When the Tarmac SL7 was launched last year Specialized claimed it was “one bike to rule them all”, discontinuing the Venge aero bike in the process by being just as fast and sitting on the UCI's minimum weight limit. A couple of months later the Aethos was launched, an even lighter bike that Specialized insisted wasn't for racing, all but confirming we'd never see it in the pro peloton... so what’s Deceuninck–Quick-Step's Kasper Asgreen doing at the Tour de France on the S-Works Aethos frameset?
The Aethos frame is UCI-approved, but when it was unveiled in October of last year Specialized said it was aimed at riders who prioritise handling and ride quality above aerodynamics, and who want the ultimate high-performance road bike unrestricted by competition rules as complete builds can easily weigh in 800g below the UCI’s 6.8kg minimum limit.
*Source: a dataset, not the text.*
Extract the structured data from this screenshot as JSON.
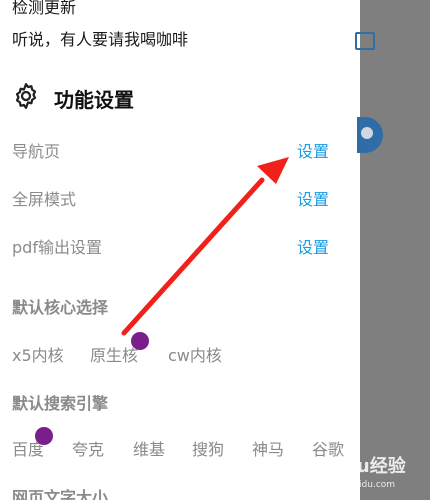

From what we can recall, Specialized were quite adamant it wasn't for pros because the Tarmac SL7 does everything they could possibly ask for - however, Asgreen's choice to ride the Aethos at Le Tour has put paid to that.
Check out Liam Cahill’s initial thoughts on the super lightweight ride below.
The Aethos is built around a 588g frame with complete bikes from 6kg, but the US brand says that it chased ride quality rather than weight in itself.
“The ride is truly stunning, with acceleration I've never felt before and handling that's just spot on,” Liam said when he reviewed the Aethos.
Asgreen wants some of this smooth and impressive riding quality for himself and Specialized says the lightweight Aethos frame has allowed the Danish pro to make the strategic components choices while staying at the UCI minimum for weight.
He is rolling on the 1,410g Roval Rapide CLX carbon clinchers he rode to win the Tour of Flanders earlier this year instead of the lightweight 1,250g Roval Alpinist CLX wheels.
“Since Kasper plans to climb at a steady tempo in the mountains, he won’t need the light weight and reactivity of the Alpinist CLX wheels, but instead has chosen the Rapides for the aero advantage on the flats and descents,” explains Specialized.
“With Kasper’s S-Works Aethos build, his drivetrain component selection will be similar to his Tarmac SL7. While the remaining components aid in a weight reduction, their main benefit is the added assurance that he will reduce the overall fatigue experienced during the longer stages with more difficult terrain,” adds Cameron Piper, Specialized’s Product Manager for Tarmac SL7 and Aethos.
6.0kg: that’s how little the S-Works Aethos Dura-Ace Di2 model can weigh with the lightest colourway and built with the lightest components: Roval Alpinist CLX wheels, the S-Works SL stem and S-Works Short and Shallow carbon handlebar.
To bring the complete build up to the UCI legal weight limit of 6.8kg, here’s the full spec breakdown of Asgreen’s mountain TDF bike:
Anna has been hooked on bikes ever since her youthful beginnings at Hillingdon Cycle Circuit. As an avid road and track racer, she reached the heady heights of a ProCyclingStats profile before leaving for university. Having now completed an MA in Multimedia Journalism, she’s hoping to add some (more successful) results. Although her greatest wish is for the broader acceptance of wearing funky cycling socks over the top of leg warmers.